Exercise requirements
Every record shown below should be duplicated exactly.

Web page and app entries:
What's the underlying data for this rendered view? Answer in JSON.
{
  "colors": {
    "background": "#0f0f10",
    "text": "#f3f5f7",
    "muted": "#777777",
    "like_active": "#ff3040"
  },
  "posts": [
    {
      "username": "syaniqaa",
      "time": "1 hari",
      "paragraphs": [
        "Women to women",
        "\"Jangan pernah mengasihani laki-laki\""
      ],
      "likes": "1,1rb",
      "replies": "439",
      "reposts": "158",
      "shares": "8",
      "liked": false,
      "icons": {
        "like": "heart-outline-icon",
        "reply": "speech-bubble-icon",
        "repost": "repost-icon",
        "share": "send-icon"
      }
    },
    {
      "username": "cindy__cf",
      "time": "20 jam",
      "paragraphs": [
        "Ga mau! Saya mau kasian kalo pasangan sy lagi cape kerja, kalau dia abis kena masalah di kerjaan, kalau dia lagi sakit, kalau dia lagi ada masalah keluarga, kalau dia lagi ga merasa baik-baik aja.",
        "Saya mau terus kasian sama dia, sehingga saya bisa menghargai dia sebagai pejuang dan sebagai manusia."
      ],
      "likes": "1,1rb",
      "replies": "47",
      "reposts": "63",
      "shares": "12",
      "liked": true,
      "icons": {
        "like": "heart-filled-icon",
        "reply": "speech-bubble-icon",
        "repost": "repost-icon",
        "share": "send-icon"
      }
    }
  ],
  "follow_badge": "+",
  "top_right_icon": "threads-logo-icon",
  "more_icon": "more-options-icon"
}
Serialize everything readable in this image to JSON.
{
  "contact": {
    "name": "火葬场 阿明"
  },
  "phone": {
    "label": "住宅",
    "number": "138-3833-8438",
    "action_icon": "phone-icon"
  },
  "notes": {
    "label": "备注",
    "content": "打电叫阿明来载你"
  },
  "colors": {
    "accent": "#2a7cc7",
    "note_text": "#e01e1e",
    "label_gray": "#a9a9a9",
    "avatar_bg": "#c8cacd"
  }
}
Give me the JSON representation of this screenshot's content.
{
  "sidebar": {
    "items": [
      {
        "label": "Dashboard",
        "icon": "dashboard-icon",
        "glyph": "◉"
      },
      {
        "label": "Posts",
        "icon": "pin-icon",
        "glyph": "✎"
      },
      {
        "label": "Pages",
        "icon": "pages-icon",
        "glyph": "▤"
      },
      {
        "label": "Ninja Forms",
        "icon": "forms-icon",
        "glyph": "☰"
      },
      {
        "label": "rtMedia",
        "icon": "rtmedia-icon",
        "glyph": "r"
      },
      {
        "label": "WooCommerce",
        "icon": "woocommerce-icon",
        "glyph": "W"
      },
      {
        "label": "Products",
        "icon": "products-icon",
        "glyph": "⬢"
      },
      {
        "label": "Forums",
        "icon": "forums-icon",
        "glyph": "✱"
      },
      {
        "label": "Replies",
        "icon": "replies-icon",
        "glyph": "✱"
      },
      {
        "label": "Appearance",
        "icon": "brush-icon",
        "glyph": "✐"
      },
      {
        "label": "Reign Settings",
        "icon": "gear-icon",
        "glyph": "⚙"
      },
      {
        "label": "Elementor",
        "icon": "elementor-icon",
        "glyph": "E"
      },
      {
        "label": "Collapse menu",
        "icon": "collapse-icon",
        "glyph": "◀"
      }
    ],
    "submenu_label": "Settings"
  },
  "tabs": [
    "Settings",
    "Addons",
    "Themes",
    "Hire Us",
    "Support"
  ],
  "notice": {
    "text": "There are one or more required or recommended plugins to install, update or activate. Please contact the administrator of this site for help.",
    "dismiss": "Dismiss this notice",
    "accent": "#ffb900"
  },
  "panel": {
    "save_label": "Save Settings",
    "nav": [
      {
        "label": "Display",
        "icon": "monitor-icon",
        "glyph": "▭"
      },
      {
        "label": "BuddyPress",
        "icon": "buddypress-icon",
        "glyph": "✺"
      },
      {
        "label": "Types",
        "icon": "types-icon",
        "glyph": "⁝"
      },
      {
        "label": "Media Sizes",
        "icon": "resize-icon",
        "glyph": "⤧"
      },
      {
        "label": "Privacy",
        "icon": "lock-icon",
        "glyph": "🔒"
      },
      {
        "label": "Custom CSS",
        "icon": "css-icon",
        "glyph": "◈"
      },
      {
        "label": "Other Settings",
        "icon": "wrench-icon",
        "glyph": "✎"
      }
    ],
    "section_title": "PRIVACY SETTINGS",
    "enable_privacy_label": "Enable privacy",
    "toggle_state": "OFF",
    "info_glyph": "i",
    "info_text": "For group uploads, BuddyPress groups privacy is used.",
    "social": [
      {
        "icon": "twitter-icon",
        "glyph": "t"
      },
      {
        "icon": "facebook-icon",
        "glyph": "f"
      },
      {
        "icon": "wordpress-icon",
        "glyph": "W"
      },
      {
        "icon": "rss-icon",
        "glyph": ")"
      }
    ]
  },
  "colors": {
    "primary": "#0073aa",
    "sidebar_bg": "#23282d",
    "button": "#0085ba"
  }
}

Solution
What's the underlying data for this rendered view? Answer in JSON.
{
  "colors": {
    "background": "#0f0f10",
    "text": "#f3f5f7",
    "muted": "#777777",
    "like_active": "#ff3040"
  },
  "posts": [
    {
      "username": "syaniqaa",
      "time": "1 hari",
      "paragraphs": [
        "Women to women",
        "\"Jangan pernah mengasihani laki-laki\""
      ],
      "likes": "1,1rb",
      "replies": "439",
      "reposts": "158",
      "shares": "8",
      "liked": false,
      "icons": {
        "like": "heart-outline-icon",
        "reply": "speech-bubble-icon",
        "repost": "repost-icon",
        "share": "send-icon"
      }
    },
    {
      "username": "cindy__cf",
      "time": "20 jam",
      "paragraphs": [
        "Ga mau! Saya mau kasian kalo pasangan sy lagi cape kerja, kalau dia abis kena masalah di kerjaan, kalau dia lagi sakit, kalau dia lagi ada masalah keluarga, kalau dia lagi ga merasa baik-baik aja.",
        "Saya mau terus kasian sama dia, sehingga saya bisa menghargai dia sebagai pejuang dan sebagai manusia."
      ],
      "likes": "1,1rb",
      "replies": "47",
      "reposts": "63",
      "shares": "12",
      "liked": true,
      "icons": {
        "like": "heart-filled-icon",
        "reply": "speech-bubble-icon",
        "repost": "repost-icon",
        "share": "send-icon"
      }
    }
  ],
  "follow_badge": "+",
  "top_right_icon": "threads-logo-icon",
  "more_icon": "more-options-icon"
}
Serialize everything readable in this image to JSON.
{
  "contact": {
    "name": "火葬场 阿明"
  },
  "phone": {
    "label": "住宅",
    "number": "138-3833-8438",
    "action_icon": "phone-icon"
  },
  "notes": {
    "label": "备注",
    "content": "打电叫阿明来载你"
  },
  "colors": {
    "accent": "#2a7cc7",
    "note_text": "#e01e1e",
    "label_gray": "#a9a9a9",
    "avatar_bg": "#c8cacd"
  }
}
Give me the JSON representation of this screenshot's content.
{
  "sidebar": {
    "items": [
      {
        "label": "Dashboard",
        "icon": "dashboard-icon",
        "glyph": "◉"
      },
      {
        "label": "Posts",
        "icon": "pin-icon",
        "glyph": "✎"
      },
      {
        "label": "Pages",
        "icon": "pages-icon",
        "glyph": "▤"
      },
      {
        "label": "Ninja Forms",
        "icon": "forms-icon",
        "glyph": "☰"
      },
      {
        "label": "rtMedia",
        "icon": "rtmedia-icon",
        "glyph": "r"
      },
      {
        "label": "WooCommerce",
        "icon": "woocommerce-icon",
        "glyph": "W"
      },
      {
        "label": "Products",
        "icon": "products-icon",
        "glyph": "⬢"
      },
      {
        "label": "Forums",
        "icon": "forums-icon",
        "glyph": "✱"
      },
      {
        "label": "Replies",
        "icon": "replies-icon",
        "glyph": "✱"
      },
      {
        "label": "Appearance",
        "icon": "brush-icon",
        "glyph": "✐"
      },
      {
        "label": "Reign Settings",
        "icon": "gear-icon",
        "glyph": "⚙"
      },
      {
        "label": "Elementor",
        "icon": "elementor-icon",
        "glyph": "E"
      },
      {
        "label": "Collapse menu",
        "icon": "collapse-icon",
        "glyph": "◀"
      }
    ],
    "submenu_label": "Settings"
  },
  "tabs": [
    "Settings",
    "Addons",
    "Themes",
    "Hire Us",
    "Support"
  ],
  "notice": {
    "text": "There are one or more required or recommended plugins to install, update or activate. Please contact the administrator of this site for help.",
    "dismiss": "Dismiss this notice",
    "accent": "#ffb900"
  },
  "panel": {
    "save_label": "Save Settings",
    "nav": [
      {
        "label": "Display",
        "icon": "monitor-icon",
        "glyph": "▭"
      },
      {
        "label": "BuddyPress",
        "icon": "buddypress-icon",
        "glyph": "✺"
      },
      {
        "label": "Types",
        "icon": "types-icon",
        "glyph": "⁝"
      },
      {
        "label": "Media Sizes",
        "icon": "resize-icon",
        "glyph": "⤧"
      },
      {
        "label": "Privacy",
        "icon": "lock-icon",
        "glyph": "🔒"
      },
      {
        "label": "Custom CSS",
        "icon": "css-icon",
        "glyph": "◈"
      },
      {
        "label": "Other Settings",
        "icon": "wrench-icon",
        "glyph": "✎"
      }
    ],
    "section_title": "PRIVACY SETTINGS",
    "enable_privacy_label": "Enable privacy",
    "toggle_state": "OFF",
    "info_glyph": "i",
    "info_text": "For group uploads, BuddyPress groups privacy is used.",
    "social": [
      {
        "icon": "twitter-icon",
        "glyph": "t"
      },
      {
        "icon": "facebook-icon",
        "glyph": "f"
      },
      {
        "icon": "wordpress-icon",
        "glyph": "W"
      },
      {
        "icon": "rss-icon",
        "glyph": ")"
      }
    ]
  },
  "colors": {
    "primary": "#0073aa",
    "sidebar_bg": "#23282d",
    "button": "#0085ba"
  }
}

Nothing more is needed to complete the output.